◆ **What you have to do**: Please set down the records below exactly as they appear.

Page and application data records
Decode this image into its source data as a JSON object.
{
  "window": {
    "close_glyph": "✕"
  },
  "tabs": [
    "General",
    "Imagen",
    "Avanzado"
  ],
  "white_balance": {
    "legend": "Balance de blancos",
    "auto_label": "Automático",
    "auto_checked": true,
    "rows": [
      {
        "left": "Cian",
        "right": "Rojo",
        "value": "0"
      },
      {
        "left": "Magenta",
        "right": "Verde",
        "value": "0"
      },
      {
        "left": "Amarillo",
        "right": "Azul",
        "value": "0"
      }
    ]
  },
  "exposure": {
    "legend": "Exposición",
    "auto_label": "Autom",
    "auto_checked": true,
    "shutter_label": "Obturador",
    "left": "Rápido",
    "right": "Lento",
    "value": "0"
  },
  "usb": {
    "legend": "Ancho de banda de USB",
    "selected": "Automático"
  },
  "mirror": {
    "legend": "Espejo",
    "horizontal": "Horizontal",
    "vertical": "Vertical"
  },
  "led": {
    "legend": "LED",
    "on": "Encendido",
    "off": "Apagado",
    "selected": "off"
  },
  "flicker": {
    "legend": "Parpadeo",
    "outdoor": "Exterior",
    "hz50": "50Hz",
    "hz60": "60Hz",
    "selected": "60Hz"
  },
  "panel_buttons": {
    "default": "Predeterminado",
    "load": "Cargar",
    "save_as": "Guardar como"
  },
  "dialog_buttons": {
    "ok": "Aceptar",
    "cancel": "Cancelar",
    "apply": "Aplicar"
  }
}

◆ **Task solution**:
Decode this image into its source data as a JSON object.
{
  "window": {
    "close_glyph": "✕"
  },
  "tabs": [
    "General",
    "Imagen",
    "Avanzado"
  ],
  "white_balance": {
    "legend": "Balance de blancos",
    "auto_label": "Automático",
    "auto_checked": true,
    "rows": [
      {
        "left": "Cian",
        "right": "Rojo",
        "value": "0"
      },
      {
        "left": "Magenta",
        "right": "Verde",
        "value": "0"
      },
      {
        "left": "Amarillo",
        "right": "Azul",
        "value": "0"
      }
    ]
  },
  "exposure": {
    "legend": "Exposición",
    "auto_label": "Autom",
    "auto_checked": true,
    "shutter_label": "Obturador",
    "left": "Rápido",
    "right": "Lento",
    "value": "0"
  },
  "usb": {
    "legend": "Ancho de banda de USB",
    "selected": "Automático"
  },
  "mirror": {
    "legend": "Espejo",
    "horizontal": "Horizontal",
    "vertical": "Vertical"
  },
  "led": {
    "legend": "LED",
    "on": "Encendido",
    "off": "Apagado",
    "selected": "off"
  },
  "flicker": {
    "legend": "Parpadeo",
    "outdoor": "Exterior",
    "hz50": "50Hz",
    "hz60": "60Hz",
    "selected": "60Hz"
  },
  "panel_buttons": {
    "default": "Predeterminado",
    "load": "Cargar",
    "save_as": "Guardar como"
  },
  "dialog_buttons": {
    "ok": "Aceptar",
    "cancel": "Cancelar",
    "apply": "Aplicar"
  }
}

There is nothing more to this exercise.